The top Republican on the Senate Banking Committee wants a government watchdog to take a long, hard look at the data collected by the Consumer Financial Protection Bureau (CFPB).
Sen. Mike Crapo (R-Idaho) on Tuesday asked the Government Accountability Office (GAO) to conduct a study on the bureau's data collection efforts and make sure the agency is not improperly collecting personal financial information.
"The size and scope of this data collection warrant proper government oversight to both guard consumers' privacy and ensure that the CFPB is acting within its existing authority," he wrote.
Specifically, Crapo wants the GAO to determine exactly what data the CFPB is collecting, and for what purpose.
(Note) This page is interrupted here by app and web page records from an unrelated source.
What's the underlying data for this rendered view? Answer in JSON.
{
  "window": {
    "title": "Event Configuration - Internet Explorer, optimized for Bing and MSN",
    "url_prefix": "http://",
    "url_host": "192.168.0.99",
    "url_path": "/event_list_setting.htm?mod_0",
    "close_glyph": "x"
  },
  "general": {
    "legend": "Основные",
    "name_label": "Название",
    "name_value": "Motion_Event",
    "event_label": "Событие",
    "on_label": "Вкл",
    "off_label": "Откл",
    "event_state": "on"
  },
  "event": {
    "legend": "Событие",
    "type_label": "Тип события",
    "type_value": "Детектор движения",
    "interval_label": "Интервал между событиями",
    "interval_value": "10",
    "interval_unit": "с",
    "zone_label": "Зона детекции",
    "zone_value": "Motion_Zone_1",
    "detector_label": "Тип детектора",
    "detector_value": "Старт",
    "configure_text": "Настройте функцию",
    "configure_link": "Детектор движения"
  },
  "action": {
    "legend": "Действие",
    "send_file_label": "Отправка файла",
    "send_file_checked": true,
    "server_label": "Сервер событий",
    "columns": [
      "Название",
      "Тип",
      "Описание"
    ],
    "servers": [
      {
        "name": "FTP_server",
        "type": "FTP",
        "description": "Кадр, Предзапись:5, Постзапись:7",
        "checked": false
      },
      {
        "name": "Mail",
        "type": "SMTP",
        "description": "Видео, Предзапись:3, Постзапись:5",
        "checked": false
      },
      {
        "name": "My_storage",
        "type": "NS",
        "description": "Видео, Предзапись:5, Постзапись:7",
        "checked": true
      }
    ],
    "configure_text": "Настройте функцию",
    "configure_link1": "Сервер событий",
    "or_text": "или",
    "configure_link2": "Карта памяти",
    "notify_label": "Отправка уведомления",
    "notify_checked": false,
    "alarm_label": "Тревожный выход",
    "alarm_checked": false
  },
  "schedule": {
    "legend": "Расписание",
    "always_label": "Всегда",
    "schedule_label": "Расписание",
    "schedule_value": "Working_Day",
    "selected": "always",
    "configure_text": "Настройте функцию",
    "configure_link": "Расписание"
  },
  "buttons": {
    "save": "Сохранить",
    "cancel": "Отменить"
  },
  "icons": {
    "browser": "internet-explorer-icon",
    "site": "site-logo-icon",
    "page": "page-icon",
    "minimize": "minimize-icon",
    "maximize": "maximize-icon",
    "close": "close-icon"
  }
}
He also wants to know what specific legal authority the CFPB is relying on in its collection efforts, how the bureau protects the privacy of the information collected, and how much it is paying outside parties to gather it.
In June, the Chamber of Commerce sent a letter to CFPB Director Richard Cordray, expressing concern over the practice.
David Hirschmann, president and CEO of the Chamber’s Center for Capital Markets Competitiveness, wrote that the "lack of transparency around its data-collection efforts makes it very difficult to evaluate the prudence and the legality of the collection process and the strength of the security measures the bureau is taking to protect consumers’ data."
Cordray has defended the practice, arguing that data analysis is the "cutting edge" of research, and the bureau wants to identify common problems and trends in the consumer finance marketplace through data aggregation and analysis.
The CFPB has said its collection practices are fully compliant with existing laws, and that no personal information is gathered in the process.